- YOUR ASSIGNMENT -
Among the entries that follow, find the lines containing the string "index" and copy them.

---- DATA TO USE

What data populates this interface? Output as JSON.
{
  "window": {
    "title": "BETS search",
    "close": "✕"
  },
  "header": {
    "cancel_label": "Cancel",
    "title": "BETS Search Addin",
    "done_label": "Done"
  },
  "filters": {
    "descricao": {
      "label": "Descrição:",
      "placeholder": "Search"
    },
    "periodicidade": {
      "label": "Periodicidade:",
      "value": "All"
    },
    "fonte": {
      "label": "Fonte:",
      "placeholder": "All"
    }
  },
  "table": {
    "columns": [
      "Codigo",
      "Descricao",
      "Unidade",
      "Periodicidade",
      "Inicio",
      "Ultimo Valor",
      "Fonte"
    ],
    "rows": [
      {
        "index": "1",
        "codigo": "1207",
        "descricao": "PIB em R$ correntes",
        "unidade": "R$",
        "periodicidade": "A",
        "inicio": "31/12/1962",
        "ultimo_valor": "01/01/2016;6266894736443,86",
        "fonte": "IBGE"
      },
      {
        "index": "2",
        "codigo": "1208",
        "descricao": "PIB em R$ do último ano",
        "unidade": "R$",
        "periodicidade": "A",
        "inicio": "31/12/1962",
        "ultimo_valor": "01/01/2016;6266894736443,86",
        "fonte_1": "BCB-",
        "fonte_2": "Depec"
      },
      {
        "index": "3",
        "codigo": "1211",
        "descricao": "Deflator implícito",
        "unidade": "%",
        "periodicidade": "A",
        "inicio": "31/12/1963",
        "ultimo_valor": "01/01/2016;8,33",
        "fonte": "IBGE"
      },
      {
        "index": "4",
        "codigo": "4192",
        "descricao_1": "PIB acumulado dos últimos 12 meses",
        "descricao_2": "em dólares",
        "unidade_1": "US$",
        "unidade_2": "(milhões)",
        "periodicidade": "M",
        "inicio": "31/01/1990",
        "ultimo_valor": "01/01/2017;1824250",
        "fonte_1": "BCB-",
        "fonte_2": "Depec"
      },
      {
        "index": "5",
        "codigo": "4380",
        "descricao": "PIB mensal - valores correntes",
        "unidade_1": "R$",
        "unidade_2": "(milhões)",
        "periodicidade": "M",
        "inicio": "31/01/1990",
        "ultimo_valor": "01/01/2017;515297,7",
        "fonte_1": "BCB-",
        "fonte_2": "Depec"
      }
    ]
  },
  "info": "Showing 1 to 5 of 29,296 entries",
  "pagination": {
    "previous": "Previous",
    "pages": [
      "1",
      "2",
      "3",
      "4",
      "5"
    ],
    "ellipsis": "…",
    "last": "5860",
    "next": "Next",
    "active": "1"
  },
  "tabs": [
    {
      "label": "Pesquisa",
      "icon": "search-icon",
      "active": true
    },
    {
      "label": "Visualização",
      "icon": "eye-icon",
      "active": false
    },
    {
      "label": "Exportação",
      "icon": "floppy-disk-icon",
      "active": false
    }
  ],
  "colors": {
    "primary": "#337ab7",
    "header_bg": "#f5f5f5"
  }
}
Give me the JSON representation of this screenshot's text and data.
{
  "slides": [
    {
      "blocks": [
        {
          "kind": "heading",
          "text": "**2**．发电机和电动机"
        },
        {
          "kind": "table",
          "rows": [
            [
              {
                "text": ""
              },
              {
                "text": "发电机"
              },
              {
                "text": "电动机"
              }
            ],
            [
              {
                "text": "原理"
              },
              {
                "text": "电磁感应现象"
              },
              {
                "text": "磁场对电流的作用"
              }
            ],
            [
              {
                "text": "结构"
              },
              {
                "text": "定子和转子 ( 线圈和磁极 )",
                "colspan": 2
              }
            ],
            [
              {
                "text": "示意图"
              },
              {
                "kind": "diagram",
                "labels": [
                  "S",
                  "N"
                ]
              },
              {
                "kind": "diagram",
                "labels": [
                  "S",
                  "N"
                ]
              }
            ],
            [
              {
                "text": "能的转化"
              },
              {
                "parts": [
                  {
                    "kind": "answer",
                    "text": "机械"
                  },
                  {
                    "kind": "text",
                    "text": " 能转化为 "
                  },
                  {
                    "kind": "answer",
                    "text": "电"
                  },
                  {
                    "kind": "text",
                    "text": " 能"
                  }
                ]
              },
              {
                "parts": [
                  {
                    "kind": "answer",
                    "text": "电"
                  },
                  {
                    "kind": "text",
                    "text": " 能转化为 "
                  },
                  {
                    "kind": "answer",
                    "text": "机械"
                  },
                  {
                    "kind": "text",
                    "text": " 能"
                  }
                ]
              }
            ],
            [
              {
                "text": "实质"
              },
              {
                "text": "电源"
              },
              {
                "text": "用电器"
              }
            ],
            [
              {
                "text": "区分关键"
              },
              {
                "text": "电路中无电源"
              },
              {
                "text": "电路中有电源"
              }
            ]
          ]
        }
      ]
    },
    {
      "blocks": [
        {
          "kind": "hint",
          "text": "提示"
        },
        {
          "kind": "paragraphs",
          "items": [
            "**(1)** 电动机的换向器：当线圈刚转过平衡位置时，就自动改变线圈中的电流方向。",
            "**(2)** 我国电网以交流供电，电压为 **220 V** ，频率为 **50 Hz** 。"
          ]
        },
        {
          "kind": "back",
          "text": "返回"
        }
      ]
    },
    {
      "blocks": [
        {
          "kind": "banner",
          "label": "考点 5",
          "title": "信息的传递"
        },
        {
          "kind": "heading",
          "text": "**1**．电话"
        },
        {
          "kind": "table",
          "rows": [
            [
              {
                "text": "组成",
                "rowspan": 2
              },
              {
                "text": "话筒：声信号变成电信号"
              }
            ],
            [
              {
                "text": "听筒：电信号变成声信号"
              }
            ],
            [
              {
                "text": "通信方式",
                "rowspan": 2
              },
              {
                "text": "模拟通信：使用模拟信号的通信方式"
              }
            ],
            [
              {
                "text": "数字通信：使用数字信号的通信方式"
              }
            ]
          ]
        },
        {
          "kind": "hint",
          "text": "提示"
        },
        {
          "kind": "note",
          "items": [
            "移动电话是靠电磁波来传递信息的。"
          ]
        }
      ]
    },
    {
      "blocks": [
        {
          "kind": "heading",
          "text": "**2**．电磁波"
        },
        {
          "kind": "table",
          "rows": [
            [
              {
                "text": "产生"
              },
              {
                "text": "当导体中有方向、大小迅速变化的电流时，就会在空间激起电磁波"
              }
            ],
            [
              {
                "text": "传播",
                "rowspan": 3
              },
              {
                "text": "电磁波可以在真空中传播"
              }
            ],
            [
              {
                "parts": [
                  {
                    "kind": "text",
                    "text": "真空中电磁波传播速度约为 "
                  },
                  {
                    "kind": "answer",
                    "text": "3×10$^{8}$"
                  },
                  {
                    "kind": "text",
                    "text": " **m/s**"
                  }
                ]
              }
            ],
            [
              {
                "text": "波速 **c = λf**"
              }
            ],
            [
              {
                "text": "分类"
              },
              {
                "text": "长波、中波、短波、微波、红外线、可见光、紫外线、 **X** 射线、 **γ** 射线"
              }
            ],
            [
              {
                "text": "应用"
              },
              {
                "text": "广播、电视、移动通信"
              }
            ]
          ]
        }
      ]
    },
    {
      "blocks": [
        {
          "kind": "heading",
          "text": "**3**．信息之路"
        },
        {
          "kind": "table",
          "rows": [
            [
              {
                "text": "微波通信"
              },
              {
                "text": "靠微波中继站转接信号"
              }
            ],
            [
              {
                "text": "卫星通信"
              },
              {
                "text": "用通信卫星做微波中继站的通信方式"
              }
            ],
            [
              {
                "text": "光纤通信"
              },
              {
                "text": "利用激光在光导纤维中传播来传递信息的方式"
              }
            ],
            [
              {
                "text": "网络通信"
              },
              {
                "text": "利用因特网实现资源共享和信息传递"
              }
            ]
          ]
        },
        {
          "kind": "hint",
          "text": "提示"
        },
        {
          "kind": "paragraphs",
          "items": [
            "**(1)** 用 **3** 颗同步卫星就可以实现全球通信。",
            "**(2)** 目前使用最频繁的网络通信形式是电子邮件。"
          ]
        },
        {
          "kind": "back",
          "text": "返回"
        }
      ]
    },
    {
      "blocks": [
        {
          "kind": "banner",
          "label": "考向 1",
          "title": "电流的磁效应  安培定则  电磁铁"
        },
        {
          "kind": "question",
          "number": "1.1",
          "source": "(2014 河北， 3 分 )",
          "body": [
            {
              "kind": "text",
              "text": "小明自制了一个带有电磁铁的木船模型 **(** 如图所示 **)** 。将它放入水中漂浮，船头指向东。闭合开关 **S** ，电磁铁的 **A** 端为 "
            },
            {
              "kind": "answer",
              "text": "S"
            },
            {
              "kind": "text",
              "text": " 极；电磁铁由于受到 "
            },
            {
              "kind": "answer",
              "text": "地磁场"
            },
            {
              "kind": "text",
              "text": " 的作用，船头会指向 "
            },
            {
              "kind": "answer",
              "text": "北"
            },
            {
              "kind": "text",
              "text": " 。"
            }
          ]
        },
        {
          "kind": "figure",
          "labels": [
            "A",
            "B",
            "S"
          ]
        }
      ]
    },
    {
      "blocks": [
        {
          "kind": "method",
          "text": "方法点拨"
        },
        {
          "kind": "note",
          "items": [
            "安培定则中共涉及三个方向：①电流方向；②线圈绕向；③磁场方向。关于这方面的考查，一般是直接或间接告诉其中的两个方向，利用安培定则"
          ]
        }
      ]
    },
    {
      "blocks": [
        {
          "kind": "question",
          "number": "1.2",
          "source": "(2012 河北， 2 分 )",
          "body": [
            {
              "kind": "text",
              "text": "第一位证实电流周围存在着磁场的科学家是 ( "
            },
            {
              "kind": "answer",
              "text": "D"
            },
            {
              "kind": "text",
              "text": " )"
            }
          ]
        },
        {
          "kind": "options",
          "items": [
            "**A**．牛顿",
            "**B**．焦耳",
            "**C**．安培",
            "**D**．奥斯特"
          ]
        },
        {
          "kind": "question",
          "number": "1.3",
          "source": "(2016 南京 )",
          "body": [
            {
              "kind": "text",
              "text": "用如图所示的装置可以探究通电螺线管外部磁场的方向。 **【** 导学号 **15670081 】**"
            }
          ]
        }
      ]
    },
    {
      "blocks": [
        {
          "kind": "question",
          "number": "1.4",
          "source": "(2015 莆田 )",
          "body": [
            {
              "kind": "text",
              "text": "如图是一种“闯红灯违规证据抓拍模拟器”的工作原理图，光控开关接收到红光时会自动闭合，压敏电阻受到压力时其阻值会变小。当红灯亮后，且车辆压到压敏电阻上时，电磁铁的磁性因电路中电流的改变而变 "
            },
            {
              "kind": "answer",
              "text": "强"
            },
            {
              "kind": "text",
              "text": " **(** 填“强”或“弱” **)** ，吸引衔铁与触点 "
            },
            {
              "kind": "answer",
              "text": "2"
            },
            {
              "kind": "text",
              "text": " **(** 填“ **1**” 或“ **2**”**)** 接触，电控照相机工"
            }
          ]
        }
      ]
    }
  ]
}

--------

- TASK ANSWER -
        "index": "1",
        "index": "2",
        "index": "3",
        "index": "4",
        "index": "5",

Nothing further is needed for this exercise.